When launching a new business in North Carolina, one of the biggest decisions you’ll have to make is how to structure your new enterprise. While people in Johnston County and Sampson County may have a basic understanding of what a corporation is and what a partnership is, what they may not know is that there is a business structure that provides the advantages of both corporations and partnerships: the limited liability company (LLC)

What are the advantages of an LLC?

One advantage of an LLC is that, like a corporation, the members of the LLC are protected from being personally liable for the actions of the LLC. So, if the LLC goes bankrupt or is sued, the members’ personal assets will not be affected. In contrast, members of partnerships do face personal liability for business debts.

In addition, the profits and losses of an LLC will not be subjected to corporate taxes. Instead, the members are deemed to be self-employed, and thus pay self-employment taxes, which are generally lower than corporate taxes. Not being taxed as a business entity also provides the LLC with greater flexibility in how to compensate the owners of the LLC.

LLCs also enjoy a certain amount of flexibility as to who can be a member. An LLC could have one member, or several members. Membership in an LLC can even be extended to corporations or other LLCs. In addition, LLCs do not have to submit the same amount of record-keeping as corporations, and start-up costs are often lower than those of a corporation.

It is important to keep in mind that in many states, if a member joins or bows out of the LLC, sometimes the LLC must go through a dissolution so it can then be re-formed in a way that includes the new member or excludes the old member. However, this can be avoided if there is an agreement within the LLC that addresses the transfer of ownership of the LLC.

Consider an LLC for a high-risk business venture
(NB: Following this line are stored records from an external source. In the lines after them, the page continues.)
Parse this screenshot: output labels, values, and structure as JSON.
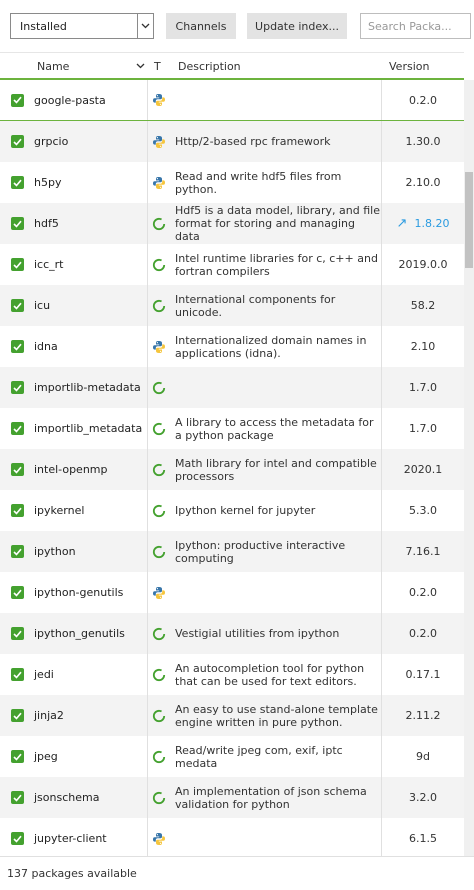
{
  "toolbar": {
    "filter_value": "Installed",
    "channels_label": "Channels",
    "update_index_label": "Update index...",
    "search_placeholder": "Search Packa..."
  },
  "columns": {
    "name": "Name",
    "type": "T",
    "description": "Description",
    "version": "Version"
  },
  "colors": {
    "accent": "#6cb33e",
    "check": "#44a12f",
    "update": "#2b9be0"
  },
  "packages": [
    {
      "name": "google-pasta",
      "type": "python",
      "description": "",
      "version": "0.2.0"
    },
    {
      "name": "grpcio",
      "type": "python",
      "description": "Http/2-based rpc framework",
      "version": "1.30.0"
    },
    {
      "name": "h5py",
      "type": "python",
      "description": "Read and write hdf5 files from python.",
      "version": "2.10.0"
    },
    {
      "name": "hdf5",
      "type": "conda",
      "description": "Hdf5 is a data model, library, and file format for storing and managing data",
      "version": "1.8.20",
      "update": true
    },
    {
      "name": "icc_rt",
      "type": "conda",
      "description": "Intel runtime libraries for c, c++ and fortran compilers",
      "version": "2019.0.0"
    },
    {
      "name": "icu",
      "type": "conda",
      "description": "International components for unicode.",
      "version": "58.2"
    },
    {
      "name": "idna",
      "type": "python",
      "description": "Internationalized domain names in applications (idna).",
      "version": "2.10"
    },
    {
      "name": "importlib-metadata",
      "type": "conda",
      "description": "",
      "version": "1.7.0"
    },
    {
      "name": "importlib_metadata",
      "type": "conda",
      "description": "A library to access the metadata for a python package",
      "version": "1.7.0"
    },
    {
      "name": "intel-openmp",
      "type": "conda",
      "description": "Math library for intel and compatible processors",
      "version": "2020.1"
    },
    {
      "name": "ipykernel",
      "type": "conda",
      "description": "Ipython kernel for jupyter",
      "version": "5.3.0"
    },
    {
      "name": "ipython",
      "type": "conda",
      "description": "Ipython: productive interactive computing",
      "version": "7.16.1"
    },
    {
      "name": "ipython-genutils",
      "type": "python",
      "description": "",
      "version": "0.2.0"
    },
    {
      "name": "ipython_genutils",
      "type": "conda",
      "description": "Vestigial utilities from ipython",
      "version": "0.2.0"
    },
    {
      "name": "jedi",
      "type": "conda",
      "description": "An autocompletion tool for python that can be used for text editors.",
      "version": "0.17.1"
    },
    {
      "name": "jinja2",
      "type": "conda",
      "description": "An easy to use stand-alone template engine written in pure python.",
      "version": "2.11.2"
    },
    {
      "name": "jpeg",
      "type": "conda",
      "description": "Read/write jpeg com, exif, iptc medata",
      "version": "9d"
    },
    {
      "name": "jsonschema",
      "type": "conda",
      "description": "An implementation of json schema validation for python",
      "version": "3.2.0"
    },
    {
      "name": "jupyter-client",
      "type": "python",
      "description": "",
      "version": "6.1.5"
    }
  ],
  "footer": {
    "status": "137 packages available"
  }
}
If you have a medium or high-risk business, it may be a worthwhile to consider structuring it as an LLC, to protect your personal assets and avoid having to pay corporate taxes. If you think that an LLC is a business structure worth learning more about, you can contact our law firm for more information.